A Mentors Story
In the summer of 2017 an old school friend took his life, I had previously volunteered supporting women struggling with mental health challenges and I was determined to go back into supporting others and was signposted to this life changing project.
I have been mentoring for over two years now and I believe that, unless you have experienced mental health challenges yourself, it’s hard for others to understand. I have not read from text books, I am real life proof that you can get well and lead a better life and give others hope for the future. My mental health challenges have consisted of PTSD, psychosis, misuse of alcohol, bulimia, and attempted suicide.
My mental health has now stabilised and I have not had any intervention from any professionals for a long time. I no longer take medication and have been abstinent from alcohol, which I used as a coping mechanism, for over 14 months. I am also more confident and believe in myself and also share my healthy coping strategies with my mentees.
I have adjusted my life to making it well balanced and learnt not to overload myself, this being in my family life, volunteer role and having “me time” for my wellbeing. I have felt very well supported within the project when new challenges arise and have learnt “not to hold the monkey” (other people’s responsibilities or issues) and now use a totally different approach within my own mind set.
At the beginning of this year I was offered the volunteer position supporting the Mentoring Co-ordinator and I now phone new referrals to offer them calls until they can be matched and to arrange these matches, I have facilitated match meetings and I have had a small amount of check-in’s from mentors after meetings.
I am currently supporting 3 mentees, I have set up a women mentees well-being group with another mentor which has been running for over a year and I have been involved with the ward, working alongside patients and engaging them in activities, promoting the project.

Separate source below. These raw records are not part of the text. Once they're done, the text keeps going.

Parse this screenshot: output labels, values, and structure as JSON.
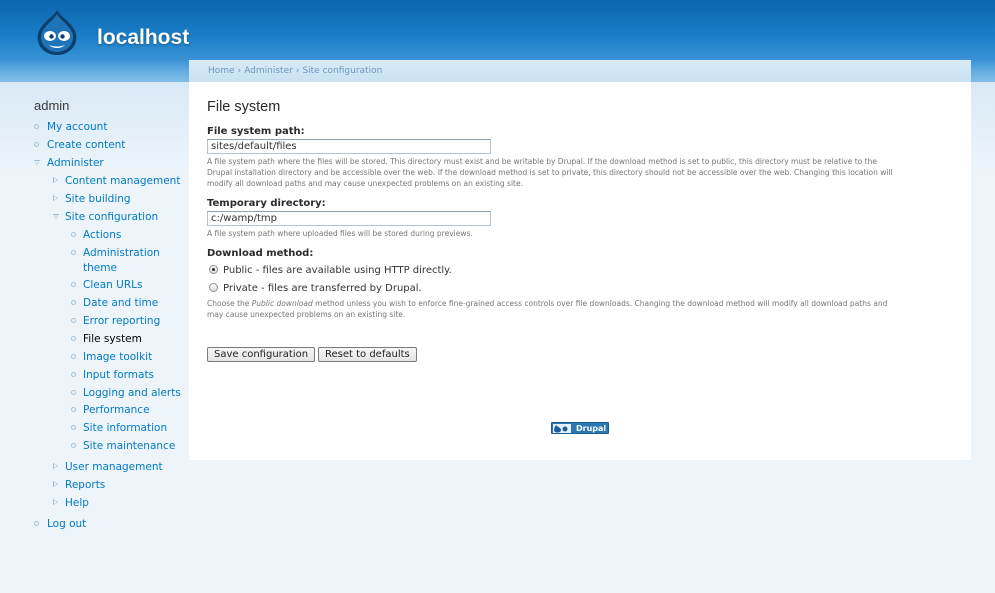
{
  "site": {
    "name": "localhost"
  },
  "breadcrumb": [
    "Home",
    "Administer",
    "Site configuration"
  ],
  "sidebar": {
    "title": "admin",
    "items": {
      "my_account": "My account",
      "create_content": "Create content",
      "administer": "Administer",
      "content_management": "Content management",
      "site_building": "Site building",
      "site_configuration": "Site configuration",
      "actions": "Actions",
      "administration_theme_1": "Administration",
      "administration_theme_2": "theme",
      "clean_urls": "Clean URLs",
      "date_time": "Date and time",
      "error_reporting": "Error reporting",
      "file_system": "File system",
      "image_toolkit": "Image toolkit",
      "input_formats": "Input formats",
      "logging_alerts": "Logging and alerts",
      "performance": "Performance",
      "site_information": "Site information",
      "site_maintenance": "Site maintenance",
      "user_management": "User management",
      "reports": "Reports",
      "help": "Help",
      "log_out": "Log out"
    }
  },
  "page": {
    "title": "File system",
    "file_system_path": {
      "label": "File system path:",
      "value": "sites/default/files",
      "desc_1": "A file system path where the files will be stored. This directory must exist and be writable by Drupal. If the download method is set to public, this directory must be relative to the",
      "desc_2": "Drupal installation directory and be accessible over the web. If the download method is set to private, this directory should not be accessible over the web. Changing this location will",
      "desc_3": "modify all download paths and may cause unexpected problems on an existing site."
    },
    "temporary_directory": {
      "label": "Temporary directory:",
      "value": "c:/wamp/tmp",
      "desc": "A file system path where uploaded files will be stored during previews."
    },
    "download_method": {
      "label": "Download method:",
      "option_public": "Public - files are available using HTTP directly.",
      "option_private": "Private - files are transferred by Drupal.",
      "selected": "public",
      "desc_pre": "Choose the ",
      "desc_em": "Public download",
      "desc_post": " method unless you wish to enforce fine-grained access controls over file downloads. Changing the download method will modify all download paths and",
      "desc_2": "may cause unexpected problems on an existing site."
    },
    "buttons": {
      "save": "Save configuration",
      "reset": "Reset to defaults"
    }
  },
  "footer": {
    "powered_by": "Drupal"
  },
  "colors": {
    "link": "#027ac6",
    "header": "#1b7fc8",
    "background": "#edf5fa"
  }
}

Making a difference to the mentees who I support is an invaluable skill and also very rewarding to myself which makes me grow as a person as well.
Being involved with the mentoring has also enabled me to become more assertive within my role, with my own opinions and ideals now being heard, something my family and friends have noticed and commented on. I am now helping to steer this project to highlight how valuable it is, also promoting how becoming a Peer Mentor can support those with lived experiences of mental health challenges in their recovery, encouraging people to join our growing team.
This project has changed my life and enabled me to grow to the confident and happy person that I am today.